EA Talks "Worst Company in America" Controversy and How It's Changing
"As long as I draw breath, this will not happen again."
Even if it was just an online poll, being voted the "worst company in America" in 2012 and again in 2013 was something Electronic Arts had major problems with and took serious steps to correct. Executive editor Ian Sherr of GameSpot sister site CNET dives deep into the subject as part of a wide-ranging feature published today that offers an inside look into how EA got there, and how the company hopes to change in the future.
The story starts off with EA interim CEO Larry Probst's reaction when he found out his company received the ugly honor a second time. "It was a hideous thing," he said. One person speaking to CNET about that day said Probst "hit the roof."
Now, a year and a half later, Probst--who was brought on as interim CEO after John Riccitiello quit in March 2013--recalled what he told his senior staff at the time.
"The message I tried to deliver was, 'This will not happen again,'" Probst said. "'As long as I draw breath, this will not happen again.'"
Probst brought together a team of EA executives (he referred to it as a "rehabilitation group") for an important meeting in April 2013. Their directive was to systematically develop a set of policies regarding what EA could do differently to better address the concerns and desires of gamers.
In September 2013, Andrew Wilson was named the new EA CEO. Five months later, in February 2014, he assembled 146 of EA's top executives at the company's headquarters for a non-traditional meeting. The group came together for one purpose: to try to better understand why some customers were so upset with EA.
Sherr writes: "The group was led to the basketball court, which had been temporarily remade into a conference space with stations of computers and telephone lines. For hours, executives went through the steps of installing, troubleshooting, and playing the company's games. They also listened in on customer service calls so they could hear firsthand players' frustrations."

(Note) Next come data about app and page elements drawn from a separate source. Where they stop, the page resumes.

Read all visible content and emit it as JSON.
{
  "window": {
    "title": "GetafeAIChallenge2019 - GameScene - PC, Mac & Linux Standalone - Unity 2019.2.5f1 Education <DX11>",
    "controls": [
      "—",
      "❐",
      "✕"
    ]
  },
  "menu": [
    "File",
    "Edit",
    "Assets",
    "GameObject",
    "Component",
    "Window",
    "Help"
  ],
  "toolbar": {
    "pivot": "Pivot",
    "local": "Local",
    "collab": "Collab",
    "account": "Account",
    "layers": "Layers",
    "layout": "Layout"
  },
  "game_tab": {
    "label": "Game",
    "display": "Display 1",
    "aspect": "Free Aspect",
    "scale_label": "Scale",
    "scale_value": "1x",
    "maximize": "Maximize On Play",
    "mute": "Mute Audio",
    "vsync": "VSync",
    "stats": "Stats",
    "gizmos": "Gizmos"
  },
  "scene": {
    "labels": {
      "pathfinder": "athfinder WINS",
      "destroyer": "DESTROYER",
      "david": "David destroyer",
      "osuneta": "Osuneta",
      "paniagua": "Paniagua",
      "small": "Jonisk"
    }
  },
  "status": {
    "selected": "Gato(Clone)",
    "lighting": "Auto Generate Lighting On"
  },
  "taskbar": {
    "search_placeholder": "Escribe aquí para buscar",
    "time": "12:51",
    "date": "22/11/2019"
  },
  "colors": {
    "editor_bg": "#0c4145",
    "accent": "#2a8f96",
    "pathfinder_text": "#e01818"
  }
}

Wilson admitted that EA didn't always do a great job of thinking about what its business decisions meant "in the context of the player experience."